An essential step in the child support process is delivering legal documents to the person named as a parent. This infographic summarizes results from a Georgia intervention that aimed to get parents to come in and accept documents voluntarily instead of using a sheriff or process server to deliver them.
In the second of two posts on the research opportunities presented by school choice systems, Reflections on Methodology discusses a few issues common to lottery-based analyses — constrained statistical power, imperfect compliance, and restricted generalizability.
The Center for Applied Behavioral Science (CABS) combines MDRC’s decades of experience tackling social policy issues with insights from behavioral science. This graphic explains the CABS’s approach to solving problems.
In a randomized controlled trial, measuring treatment contrast – the difference in services received by a program group and those in a counterfactual condition – is critical for understanding what a program’s effects suggest about the best ways to improve services. This paper explains why treatment contrast is important and offers guidance about how to measure it.
A two-stage study design can test a complex set of interventions, individually and in combination. Reflections on Methodology shows how this approach was used for a pair of programs, the first administered in preschools and the second implemented as a kindergarten follow-up for individual students.
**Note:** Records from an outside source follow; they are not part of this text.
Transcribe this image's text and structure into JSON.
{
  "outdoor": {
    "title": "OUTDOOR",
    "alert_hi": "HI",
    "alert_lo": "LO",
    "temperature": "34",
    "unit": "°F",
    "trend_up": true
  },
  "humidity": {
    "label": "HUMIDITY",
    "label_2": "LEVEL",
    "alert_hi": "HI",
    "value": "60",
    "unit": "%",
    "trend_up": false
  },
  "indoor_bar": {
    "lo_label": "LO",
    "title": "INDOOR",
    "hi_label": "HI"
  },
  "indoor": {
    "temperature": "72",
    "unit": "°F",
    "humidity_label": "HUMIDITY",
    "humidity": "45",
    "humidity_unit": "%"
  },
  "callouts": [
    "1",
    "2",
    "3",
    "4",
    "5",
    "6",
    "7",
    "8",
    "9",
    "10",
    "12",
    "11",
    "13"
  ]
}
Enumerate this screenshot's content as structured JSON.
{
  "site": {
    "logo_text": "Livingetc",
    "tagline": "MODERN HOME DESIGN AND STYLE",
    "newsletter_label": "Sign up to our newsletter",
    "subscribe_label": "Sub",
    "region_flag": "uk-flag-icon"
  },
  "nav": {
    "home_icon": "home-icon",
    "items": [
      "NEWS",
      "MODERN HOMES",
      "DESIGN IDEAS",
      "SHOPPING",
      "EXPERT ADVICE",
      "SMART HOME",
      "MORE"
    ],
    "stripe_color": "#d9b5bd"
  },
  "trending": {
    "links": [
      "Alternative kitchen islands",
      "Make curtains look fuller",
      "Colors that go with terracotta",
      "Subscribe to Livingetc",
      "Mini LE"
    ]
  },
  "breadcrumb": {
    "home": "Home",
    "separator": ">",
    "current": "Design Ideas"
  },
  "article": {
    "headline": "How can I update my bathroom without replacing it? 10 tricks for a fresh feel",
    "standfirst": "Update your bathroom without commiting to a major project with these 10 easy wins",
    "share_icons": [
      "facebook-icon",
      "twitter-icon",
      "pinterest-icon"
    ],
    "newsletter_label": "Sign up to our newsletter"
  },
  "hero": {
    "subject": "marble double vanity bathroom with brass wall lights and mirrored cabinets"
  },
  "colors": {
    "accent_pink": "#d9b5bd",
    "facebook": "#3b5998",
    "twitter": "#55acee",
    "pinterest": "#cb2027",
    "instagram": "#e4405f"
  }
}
Too often, programs and policies do not consider the way people actually think and behave. Behavioral science demonstrates that even small hassles create barriers that prevent those in need of services from receiving them. This infographic provides a brief overview of how the Center for Applied Behavioral Science is improving social services by making use of behavioral insights.
Multisite randomized trials allow researchers to study both the average impact of an intervention and how the impact varies across settings, which can help guide decisions in policy, practice, and science. This Reflections on Methodology post distills some key considerations for research design and for reporting and interpreting such variation.
Social network analysis models the structure of relationships using “nodes” (such as organizations) and “edges” (or ties, such as contracts). This Reflections on Methodology post highlights what the method can analyze — strength and complexity of connections, an organization’s positional power — in the context of a community development study in Chicago.
The proliferation of school choice systems offers researchers opportunities to study the effects of education reforms on a large scale, rigorously but relatively quickly. In the first of two posts on the subject, Reflections on Methodology discusses how to ensure that a school assignment process is truly random.
Graduation By Design
Most community college students enroll in fewer than 15 credits per semester, making it nearly impossible for them to graduate in two years. Many also struggle academically. This infographic describes how the Finish Line project will attempt to use behavioral science to address these issues and thereby improve graduation rates.